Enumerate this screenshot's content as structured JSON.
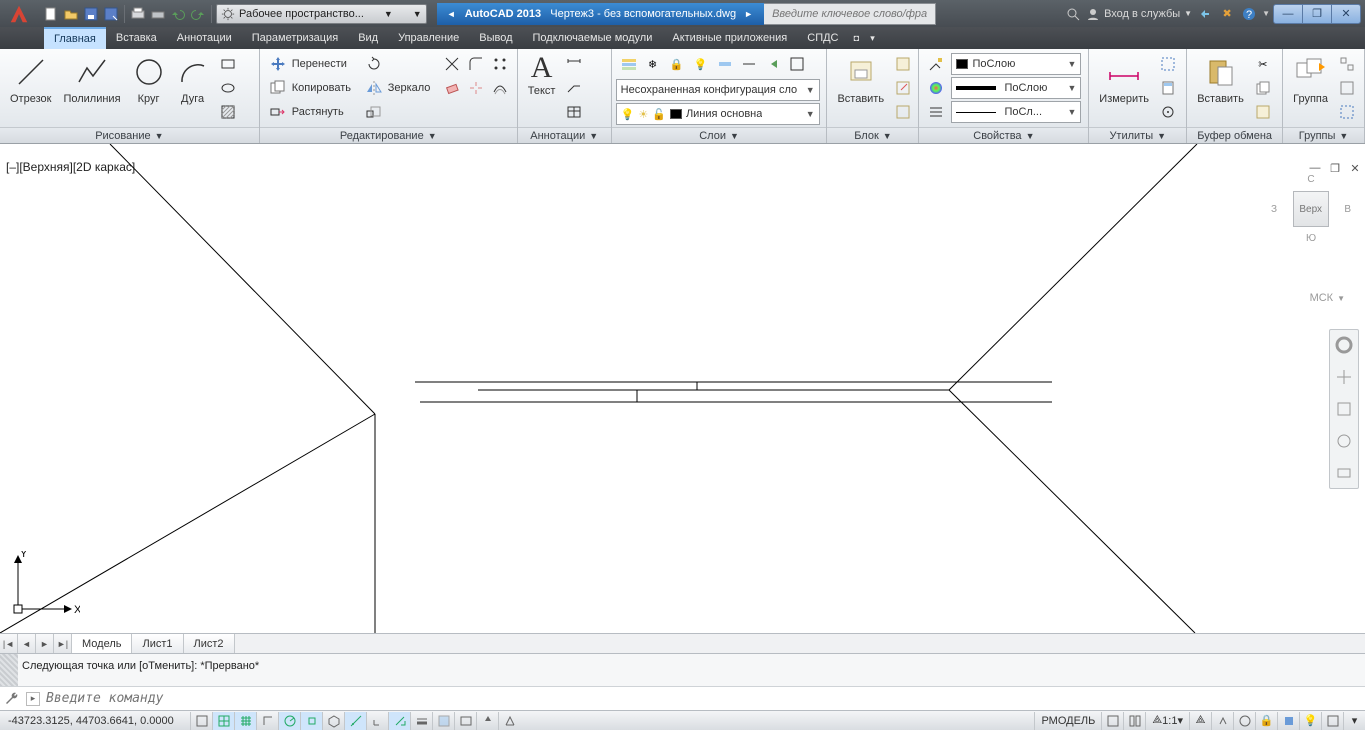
{
  "title": {
    "app": "AutoCAD 2013",
    "doc": "Чертеж3 - без вспомогательных.dwg"
  },
  "workspace_combo": "Рабочее пространство...",
  "search_placeholder": "Введите ключевое слово/фразу",
  "signin": "Вход в службы",
  "menu": {
    "items": [
      "Главная",
      "Вставка",
      "Аннотации",
      "Параметризация",
      "Вид",
      "Управление",
      "Вывод",
      "Подключаемые модули",
      "Активные приложения",
      "СПДС"
    ],
    "active": 0
  },
  "ribbon": {
    "draw": {
      "title": "Рисование",
      "items": [
        "Отрезок",
        "Полилиния",
        "Круг",
        "Дуга"
      ]
    },
    "modify": {
      "title": "Редактирование",
      "move": "Перенести",
      "copy": "Копировать",
      "stretch": "Растянуть",
      "rotate": "",
      "mirror": "Зеркало",
      "scale": ""
    },
    "annot": {
      "title": "Аннотации",
      "text": "Текст"
    },
    "layers": {
      "title": "Слои",
      "combo": "Несохраненная конфигурация сло",
      "current": "Линия основна"
    },
    "block": {
      "title": "Блок",
      "insert": "Вставить"
    },
    "props": {
      "title": "Свойства",
      "layer": "ПоСлою",
      "color": "ПоСлою",
      "ltype": "ПоСл..."
    },
    "util": {
      "title": "Утилиты",
      "measure": "Измерить"
    },
    "clip": {
      "title": "Буфер обмена",
      "paste": "Вставить"
    },
    "group": {
      "title": "Группы",
      "group": "Группа"
    }
  },
  "viewport_label": "[–][Верхняя][2D каркас]",
  "viewcube": {
    "n": "С",
    "e": "В",
    "s": "Ю",
    "w": "З",
    "face": "Верх",
    "wcs": "МСК"
  },
  "tabs": {
    "items": [
      "Модель",
      "Лист1",
      "Лист2"
    ],
    "active": 0
  },
  "cmd": {
    "history": "Следующая точка или [оТменить]: *Прервано*",
    "placeholder": "Введите команду"
  },
  "status": {
    "coords": "-43723.3125, 44703.6641, 0.0000",
    "model": "РМОДЕЛЬ",
    "scale": "1:1"
  }
}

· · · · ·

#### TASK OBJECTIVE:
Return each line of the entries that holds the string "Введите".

#### YOUR SOLUTION:
  "search_placeholder": "Введите ключевое слово/фразу",
    "placeholder": "Введите команду"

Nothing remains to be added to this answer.